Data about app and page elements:

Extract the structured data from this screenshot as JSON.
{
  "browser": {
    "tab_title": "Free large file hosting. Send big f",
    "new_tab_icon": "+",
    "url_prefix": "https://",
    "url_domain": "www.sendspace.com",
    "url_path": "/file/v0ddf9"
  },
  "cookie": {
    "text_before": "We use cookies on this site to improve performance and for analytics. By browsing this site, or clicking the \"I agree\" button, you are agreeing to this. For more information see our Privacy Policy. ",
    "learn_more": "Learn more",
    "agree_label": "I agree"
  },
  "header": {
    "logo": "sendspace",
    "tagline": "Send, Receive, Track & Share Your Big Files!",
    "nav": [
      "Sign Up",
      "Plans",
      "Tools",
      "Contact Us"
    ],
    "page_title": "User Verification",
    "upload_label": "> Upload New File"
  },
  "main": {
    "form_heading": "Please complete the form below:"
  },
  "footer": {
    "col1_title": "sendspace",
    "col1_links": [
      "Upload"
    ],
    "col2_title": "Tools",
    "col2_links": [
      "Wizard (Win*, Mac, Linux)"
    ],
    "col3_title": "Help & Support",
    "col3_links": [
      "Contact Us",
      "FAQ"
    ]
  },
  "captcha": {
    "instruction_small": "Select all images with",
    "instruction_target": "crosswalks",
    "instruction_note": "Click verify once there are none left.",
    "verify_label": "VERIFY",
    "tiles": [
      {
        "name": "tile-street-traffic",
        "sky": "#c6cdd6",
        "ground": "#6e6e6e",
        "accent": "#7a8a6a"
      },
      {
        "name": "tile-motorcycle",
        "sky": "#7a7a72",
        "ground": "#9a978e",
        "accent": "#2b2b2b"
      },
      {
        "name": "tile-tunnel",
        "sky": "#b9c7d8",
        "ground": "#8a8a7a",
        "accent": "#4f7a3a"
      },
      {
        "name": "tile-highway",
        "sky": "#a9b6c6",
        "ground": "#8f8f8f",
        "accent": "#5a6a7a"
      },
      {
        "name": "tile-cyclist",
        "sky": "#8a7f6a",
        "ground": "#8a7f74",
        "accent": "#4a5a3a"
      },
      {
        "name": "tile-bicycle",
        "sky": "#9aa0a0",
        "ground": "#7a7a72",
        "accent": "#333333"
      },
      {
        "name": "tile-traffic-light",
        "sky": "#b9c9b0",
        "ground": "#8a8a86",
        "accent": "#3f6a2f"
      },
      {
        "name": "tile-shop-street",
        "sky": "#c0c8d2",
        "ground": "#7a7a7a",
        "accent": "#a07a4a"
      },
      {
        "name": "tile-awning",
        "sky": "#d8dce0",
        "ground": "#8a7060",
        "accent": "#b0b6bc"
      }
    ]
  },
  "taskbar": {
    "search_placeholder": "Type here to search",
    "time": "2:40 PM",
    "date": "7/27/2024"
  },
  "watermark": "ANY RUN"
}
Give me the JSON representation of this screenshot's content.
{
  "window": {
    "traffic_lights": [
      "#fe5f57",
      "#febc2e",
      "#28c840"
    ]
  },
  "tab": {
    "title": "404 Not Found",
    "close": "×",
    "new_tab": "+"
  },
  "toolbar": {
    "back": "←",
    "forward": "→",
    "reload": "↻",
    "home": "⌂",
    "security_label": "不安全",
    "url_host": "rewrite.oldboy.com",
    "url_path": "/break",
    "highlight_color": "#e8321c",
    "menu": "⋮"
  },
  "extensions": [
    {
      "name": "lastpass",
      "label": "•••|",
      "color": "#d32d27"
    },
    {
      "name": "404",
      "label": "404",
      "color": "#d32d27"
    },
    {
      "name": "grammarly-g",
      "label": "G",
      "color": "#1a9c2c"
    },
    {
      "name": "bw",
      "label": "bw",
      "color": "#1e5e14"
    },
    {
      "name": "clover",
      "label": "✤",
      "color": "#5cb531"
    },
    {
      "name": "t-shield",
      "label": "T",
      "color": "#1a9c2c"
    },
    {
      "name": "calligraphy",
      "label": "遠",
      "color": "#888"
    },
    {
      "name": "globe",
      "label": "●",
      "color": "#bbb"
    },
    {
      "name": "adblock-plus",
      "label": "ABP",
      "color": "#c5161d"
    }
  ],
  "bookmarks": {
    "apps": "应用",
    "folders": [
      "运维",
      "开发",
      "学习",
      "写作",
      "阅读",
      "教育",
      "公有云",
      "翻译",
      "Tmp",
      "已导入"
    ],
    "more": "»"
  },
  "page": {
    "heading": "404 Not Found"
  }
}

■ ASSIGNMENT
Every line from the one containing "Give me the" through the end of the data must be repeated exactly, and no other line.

■ ANSWER TO THIS TASK
Give me the JSON representation of this screenshot's content.
{
  "window": {
    "traffic_lights": [
      "#fe5f57",
      "#febc2e",
      "#28c840"
    ]
  },
  "tab": {
    "title": "404 Not Found",
    "close": "×",
    "new_tab": "+"
  },
  "toolbar": {
    "back": "←",
    "forward": "→",
    "reload": "↻",
    "home": "⌂",
    "security_label": "不安全",
    "url_host": "rewrite.oldboy.com",
    "url_path": "/break",
    "highlight_color": "#e8321c",
    "menu": "⋮"
  },
  "extensions": [
    {
      "name": "lastpass",
      "label": "•••|",
      "color": "#d32d27"
    },
    {
      "name": "404",
      "label": "404",
      "color": "#d32d27"
    },
    {
      "name": "grammarly-g",
      "label": "G",
      "color": "#1a9c2c"
    },
    {
      "name": "bw",
      "label": "bw",
      "color": "#1e5e14"
    },
    {
      "name": "clover",
      "label": "✤",
      "color": "#5cb531"
    },
    {
      "name": "t-shield",
      "label": "T",
      "color": "#1a9c2c"
    },
    {
      "name": "calligraphy",
      "label": "遠",
      "color": "#888"
    },
    {
      "name": "globe",
      "label": "●",
      "color": "#bbb"
    },
    {
      "name": "adblock-plus",
      "label": "ABP",
      "color": "#c5161d"
    }
  ],
  "bookmarks": {
    "apps": "应用",
    "folders": [
      "运维",
      "开发",
      "学习",
      "写作",
      "阅读",
      "教育",
      "公有云",
      "翻译",
      "Tmp",
      "已导入"
    ],
    "more": "»"
  },
  "page": {
    "heading": "404 Not Found"
  }
}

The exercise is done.